We often pose a few questions to parents – in conversations, forums, research and elsewhere – about how much they know about their children’s online safety practices. Along with sharing these queries, we thought it might be a good idea to suggest some baseline guidance in response, as well.
- Have you talked lately with your kids about what they’re doing online?
- Do you worry that your kids know more about technology than you do?
- Have you ever had a family discussion about what kids can do online, or set boundaries for technology or Internet use?
- Would you know what to do if a child came to you and said something online upset him or her?
Microsoft is, and always has been, a strong proponent of parents talking to kids about life online. We view the “e-talk” as the first step on a path to eventual digital freedom. Simply start by asking kids what they do online, and build the dialogue from there. Here are some other thoughts, as well.
Have you talked lately with your kids about what they’re doing online?
It’s never too early (or too late) to sit down with kids as they go online. Ask them to show you around the sites they visit, pages they create, games they play, what they talk about and share and with whom. Be curious – ask questions about what you see and listen carefully to the answers.
Do you worry that your kids know more about technology than you do?
When it comes to children’s and teen’s safety online, there’s no substitute for parental involvement and guidance. Get your kids to educate you about technology (try the approach above); assess the risks together, and then apply the wisdom parents have been using to keep kids safe offline since time immemorial. To put your digital skills in perspective, Virgin Media and The Parent Zone conducted a study in 2012 of more than 2,000 British young people (ages 14 to 17) called “A Shared Responsibility: Building Children’s Online Resilience.” They found that “caregiver digital skills appeared not to matter.” More important were a positive attitude about the opportunities and benefits of the online world, as well as supportive and enabling parenting.

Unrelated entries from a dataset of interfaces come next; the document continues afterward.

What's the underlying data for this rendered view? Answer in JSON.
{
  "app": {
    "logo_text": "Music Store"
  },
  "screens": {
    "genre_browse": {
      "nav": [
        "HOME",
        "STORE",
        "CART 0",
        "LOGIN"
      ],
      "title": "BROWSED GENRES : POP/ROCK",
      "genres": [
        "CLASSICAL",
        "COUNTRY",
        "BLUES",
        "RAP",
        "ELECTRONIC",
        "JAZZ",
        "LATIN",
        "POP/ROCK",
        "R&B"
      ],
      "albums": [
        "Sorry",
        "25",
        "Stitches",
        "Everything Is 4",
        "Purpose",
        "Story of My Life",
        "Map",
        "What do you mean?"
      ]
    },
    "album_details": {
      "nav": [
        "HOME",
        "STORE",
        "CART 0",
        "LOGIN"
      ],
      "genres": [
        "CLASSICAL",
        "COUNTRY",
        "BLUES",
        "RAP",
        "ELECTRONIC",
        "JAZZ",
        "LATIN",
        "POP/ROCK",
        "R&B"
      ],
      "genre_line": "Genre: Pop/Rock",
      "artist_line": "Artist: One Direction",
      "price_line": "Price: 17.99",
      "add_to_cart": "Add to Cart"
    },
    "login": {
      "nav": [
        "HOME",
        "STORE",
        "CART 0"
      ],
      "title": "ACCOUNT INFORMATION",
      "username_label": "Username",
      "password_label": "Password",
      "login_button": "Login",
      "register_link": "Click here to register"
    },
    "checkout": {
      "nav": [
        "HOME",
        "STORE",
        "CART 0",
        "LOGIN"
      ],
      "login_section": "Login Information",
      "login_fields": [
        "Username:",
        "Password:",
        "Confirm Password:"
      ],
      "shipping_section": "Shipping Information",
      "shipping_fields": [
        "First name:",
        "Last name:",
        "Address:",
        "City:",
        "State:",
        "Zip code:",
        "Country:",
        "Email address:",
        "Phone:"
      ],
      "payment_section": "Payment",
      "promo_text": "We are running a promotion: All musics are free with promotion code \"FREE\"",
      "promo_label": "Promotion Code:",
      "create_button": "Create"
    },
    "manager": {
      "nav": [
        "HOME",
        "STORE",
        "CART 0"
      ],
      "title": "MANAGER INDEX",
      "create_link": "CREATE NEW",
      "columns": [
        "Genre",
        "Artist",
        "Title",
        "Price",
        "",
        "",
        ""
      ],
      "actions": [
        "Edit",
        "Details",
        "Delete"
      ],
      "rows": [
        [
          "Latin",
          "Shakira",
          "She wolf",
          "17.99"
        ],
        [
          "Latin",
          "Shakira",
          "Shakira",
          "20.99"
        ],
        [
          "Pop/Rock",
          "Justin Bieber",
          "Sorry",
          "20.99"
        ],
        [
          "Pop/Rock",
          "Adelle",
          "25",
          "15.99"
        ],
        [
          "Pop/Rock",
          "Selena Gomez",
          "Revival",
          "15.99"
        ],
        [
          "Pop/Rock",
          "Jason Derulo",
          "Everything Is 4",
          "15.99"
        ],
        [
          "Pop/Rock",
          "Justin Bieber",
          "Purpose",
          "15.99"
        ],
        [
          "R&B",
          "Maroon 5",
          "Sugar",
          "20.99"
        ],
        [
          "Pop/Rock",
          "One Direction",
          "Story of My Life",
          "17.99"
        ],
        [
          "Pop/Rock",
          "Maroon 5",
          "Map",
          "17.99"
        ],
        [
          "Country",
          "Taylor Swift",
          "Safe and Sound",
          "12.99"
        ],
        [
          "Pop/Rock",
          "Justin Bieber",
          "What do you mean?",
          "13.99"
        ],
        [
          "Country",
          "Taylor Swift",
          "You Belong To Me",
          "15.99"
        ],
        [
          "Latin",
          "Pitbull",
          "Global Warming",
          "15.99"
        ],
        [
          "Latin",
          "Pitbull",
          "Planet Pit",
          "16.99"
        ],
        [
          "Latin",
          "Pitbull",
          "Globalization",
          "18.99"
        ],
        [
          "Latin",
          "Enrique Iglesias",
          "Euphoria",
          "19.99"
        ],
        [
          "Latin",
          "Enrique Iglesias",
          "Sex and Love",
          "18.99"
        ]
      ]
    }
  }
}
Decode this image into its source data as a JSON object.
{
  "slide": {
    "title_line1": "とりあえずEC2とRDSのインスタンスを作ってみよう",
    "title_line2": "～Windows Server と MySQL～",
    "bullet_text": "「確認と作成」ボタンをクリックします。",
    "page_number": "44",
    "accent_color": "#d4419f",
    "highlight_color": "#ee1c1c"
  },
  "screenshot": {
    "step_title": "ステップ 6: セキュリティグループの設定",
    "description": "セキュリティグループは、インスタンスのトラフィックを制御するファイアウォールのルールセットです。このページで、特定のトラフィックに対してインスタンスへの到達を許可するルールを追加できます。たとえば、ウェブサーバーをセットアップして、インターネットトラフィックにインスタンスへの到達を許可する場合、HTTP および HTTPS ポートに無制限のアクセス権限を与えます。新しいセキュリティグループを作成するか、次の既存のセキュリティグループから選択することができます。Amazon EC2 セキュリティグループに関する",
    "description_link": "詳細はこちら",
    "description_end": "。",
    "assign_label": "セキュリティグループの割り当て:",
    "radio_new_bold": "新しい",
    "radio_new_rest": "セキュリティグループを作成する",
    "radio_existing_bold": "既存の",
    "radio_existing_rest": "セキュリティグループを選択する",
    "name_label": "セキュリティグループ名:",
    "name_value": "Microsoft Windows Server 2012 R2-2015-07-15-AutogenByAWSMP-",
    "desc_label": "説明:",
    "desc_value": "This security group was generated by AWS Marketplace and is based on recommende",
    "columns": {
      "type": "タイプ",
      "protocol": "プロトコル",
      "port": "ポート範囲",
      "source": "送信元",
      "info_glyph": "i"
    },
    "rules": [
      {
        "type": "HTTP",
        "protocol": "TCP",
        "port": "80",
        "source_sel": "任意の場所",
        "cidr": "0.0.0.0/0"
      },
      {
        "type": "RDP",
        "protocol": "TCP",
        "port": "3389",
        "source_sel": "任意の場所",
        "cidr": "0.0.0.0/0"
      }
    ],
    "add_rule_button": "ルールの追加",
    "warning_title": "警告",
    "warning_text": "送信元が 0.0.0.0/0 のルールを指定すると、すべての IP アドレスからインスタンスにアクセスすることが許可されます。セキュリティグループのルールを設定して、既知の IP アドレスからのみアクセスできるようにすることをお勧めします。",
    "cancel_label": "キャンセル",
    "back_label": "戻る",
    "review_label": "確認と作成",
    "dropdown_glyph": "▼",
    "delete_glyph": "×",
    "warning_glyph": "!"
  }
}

Have you ever had a family discussion about what kids can do online, or set boundaries for technology or Internet use?
A powerful way to learn about your kids’ technology and Internet use is to talk together and negotiate clear ground rules that fit your child’s age, maturity level and your family’s values. Discuss the kinds of sites that are off limits, such as social sites not meant for those under age 13. (Abide by those sites’ rules; they exist for a reason.) Talk about what information should not be shared and guidelines for respectful communication with others. Regularly revisit these “house rules” as your children mature, develop new skills and earn new stripes toward digital freedom. An interesting note: In the U.K. study mentioned above, researchers found that restricting and monitoring young people’s online activity might shield them from harm, but it also appeared to “have the unintended negative consequence of undermining children’s resilience and constructive engagement online.” Indeed, we should view calculated risk as opportunity to be embraced, not presumed consequences to be eliminated. “Balance” should be the watchword.
Would you know what to do if a child came to you and said something online upset him or her?
Kids may be looking for someone to trust to confide that something made them feel uncomfortable, nervous or upset. It could be your own child or someone else’s, and that trusted person could be you, a teacher, coach, counselor or peer. If so, it’s important to know how you might help. Physical threats, ongoing online bullying or any form of exploitation, should be reported immediately to local police. Inappropriate content or behavior should be reported to the Internet service provider, cellphone company or Web service. On Microsoft services, look for the Report Abuse link, or contact us at: email@example.com. Content that exploits minors or threatens to harm them should also be reported to the National Center for Missing and Exploited Children or any of the INHOPE hotlines or helplines. If reporting feels like a step too far, just try listening. Sometimes that’s really all kids are after.
At the time of writing of this post, Jacqueline Beauchere’s title was Chief Online Safety Officer.